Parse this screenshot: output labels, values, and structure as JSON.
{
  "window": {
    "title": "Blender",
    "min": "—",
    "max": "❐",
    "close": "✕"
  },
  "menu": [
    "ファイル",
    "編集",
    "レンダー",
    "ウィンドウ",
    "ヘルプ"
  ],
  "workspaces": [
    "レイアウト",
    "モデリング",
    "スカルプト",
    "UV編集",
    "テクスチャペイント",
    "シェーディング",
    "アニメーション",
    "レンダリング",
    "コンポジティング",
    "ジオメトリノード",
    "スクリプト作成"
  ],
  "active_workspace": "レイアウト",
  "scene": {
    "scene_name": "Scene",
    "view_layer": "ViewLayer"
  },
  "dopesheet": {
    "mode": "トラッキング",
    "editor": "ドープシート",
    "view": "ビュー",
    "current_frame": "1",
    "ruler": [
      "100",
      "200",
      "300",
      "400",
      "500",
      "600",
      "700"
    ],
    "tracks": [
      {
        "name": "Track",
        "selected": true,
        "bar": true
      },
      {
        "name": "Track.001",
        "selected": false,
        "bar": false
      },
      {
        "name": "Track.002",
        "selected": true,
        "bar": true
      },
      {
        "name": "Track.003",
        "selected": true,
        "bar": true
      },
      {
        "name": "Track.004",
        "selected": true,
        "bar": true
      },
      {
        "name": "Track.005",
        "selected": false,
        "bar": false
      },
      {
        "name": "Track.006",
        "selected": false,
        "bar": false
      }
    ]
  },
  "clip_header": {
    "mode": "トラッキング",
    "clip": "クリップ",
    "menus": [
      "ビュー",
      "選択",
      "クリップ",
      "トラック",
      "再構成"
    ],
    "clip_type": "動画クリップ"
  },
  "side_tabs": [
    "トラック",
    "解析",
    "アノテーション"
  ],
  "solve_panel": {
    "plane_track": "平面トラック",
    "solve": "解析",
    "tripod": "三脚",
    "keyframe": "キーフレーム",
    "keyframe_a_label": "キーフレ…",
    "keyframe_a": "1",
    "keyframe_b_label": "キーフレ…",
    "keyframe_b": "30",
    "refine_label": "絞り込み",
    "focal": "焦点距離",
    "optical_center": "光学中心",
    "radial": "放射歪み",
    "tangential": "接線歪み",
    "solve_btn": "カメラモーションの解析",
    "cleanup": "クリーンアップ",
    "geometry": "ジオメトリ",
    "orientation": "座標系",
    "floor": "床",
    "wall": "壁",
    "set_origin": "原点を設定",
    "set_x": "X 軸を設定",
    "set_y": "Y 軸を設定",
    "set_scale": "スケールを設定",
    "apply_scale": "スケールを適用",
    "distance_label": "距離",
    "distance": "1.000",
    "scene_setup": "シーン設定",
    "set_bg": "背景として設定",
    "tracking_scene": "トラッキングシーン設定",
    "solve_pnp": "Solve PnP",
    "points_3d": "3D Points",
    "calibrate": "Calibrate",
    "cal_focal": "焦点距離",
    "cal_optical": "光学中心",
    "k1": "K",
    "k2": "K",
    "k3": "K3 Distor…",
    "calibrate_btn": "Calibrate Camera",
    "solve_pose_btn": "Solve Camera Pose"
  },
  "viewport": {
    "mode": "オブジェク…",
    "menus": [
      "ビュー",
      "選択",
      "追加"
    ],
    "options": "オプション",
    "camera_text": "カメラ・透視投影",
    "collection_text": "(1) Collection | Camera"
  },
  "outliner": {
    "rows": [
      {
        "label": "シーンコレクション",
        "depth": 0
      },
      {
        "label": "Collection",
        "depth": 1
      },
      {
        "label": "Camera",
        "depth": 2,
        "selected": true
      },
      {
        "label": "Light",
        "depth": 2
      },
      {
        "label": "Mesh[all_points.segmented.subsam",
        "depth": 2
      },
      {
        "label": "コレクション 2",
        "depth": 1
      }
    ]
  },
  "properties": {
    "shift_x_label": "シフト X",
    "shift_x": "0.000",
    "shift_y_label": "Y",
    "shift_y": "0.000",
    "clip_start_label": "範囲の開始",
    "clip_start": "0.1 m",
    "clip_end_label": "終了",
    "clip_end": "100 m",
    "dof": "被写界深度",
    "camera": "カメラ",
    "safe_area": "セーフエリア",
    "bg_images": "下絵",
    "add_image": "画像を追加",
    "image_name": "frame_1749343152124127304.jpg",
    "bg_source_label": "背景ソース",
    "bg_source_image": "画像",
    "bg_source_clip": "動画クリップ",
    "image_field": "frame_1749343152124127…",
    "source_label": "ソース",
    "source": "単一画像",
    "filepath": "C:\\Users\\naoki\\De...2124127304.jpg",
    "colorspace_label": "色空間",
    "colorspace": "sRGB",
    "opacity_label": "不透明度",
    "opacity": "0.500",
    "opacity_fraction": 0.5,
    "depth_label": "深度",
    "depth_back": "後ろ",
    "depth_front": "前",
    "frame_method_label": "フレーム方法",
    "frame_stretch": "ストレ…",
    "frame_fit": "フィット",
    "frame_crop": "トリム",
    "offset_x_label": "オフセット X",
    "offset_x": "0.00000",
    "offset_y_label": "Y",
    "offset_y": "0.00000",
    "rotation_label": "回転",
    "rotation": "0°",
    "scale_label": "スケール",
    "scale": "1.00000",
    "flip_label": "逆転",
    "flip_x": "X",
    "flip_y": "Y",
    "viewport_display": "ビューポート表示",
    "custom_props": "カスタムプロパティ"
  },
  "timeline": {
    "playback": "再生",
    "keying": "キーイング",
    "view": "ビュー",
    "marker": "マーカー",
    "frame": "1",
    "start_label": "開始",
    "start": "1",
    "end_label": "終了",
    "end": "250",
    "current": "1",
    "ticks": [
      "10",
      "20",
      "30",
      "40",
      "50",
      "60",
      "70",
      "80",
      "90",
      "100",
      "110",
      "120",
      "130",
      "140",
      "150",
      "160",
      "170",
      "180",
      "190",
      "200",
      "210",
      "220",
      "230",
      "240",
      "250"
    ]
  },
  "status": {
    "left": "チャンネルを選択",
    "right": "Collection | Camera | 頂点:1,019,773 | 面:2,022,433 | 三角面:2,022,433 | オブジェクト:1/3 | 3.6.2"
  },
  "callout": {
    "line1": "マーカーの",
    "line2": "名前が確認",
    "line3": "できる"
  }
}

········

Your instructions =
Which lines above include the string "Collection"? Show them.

Expected answer =
    "collection_text": "(1) Collection | Camera"
        "label": "Collection",
    "right": "Collection | Camera | 頂点:1,019,773 | 面:2,022,433 | 三角面:2,022,433 | オブジェクト:1/3 | 3.6.2"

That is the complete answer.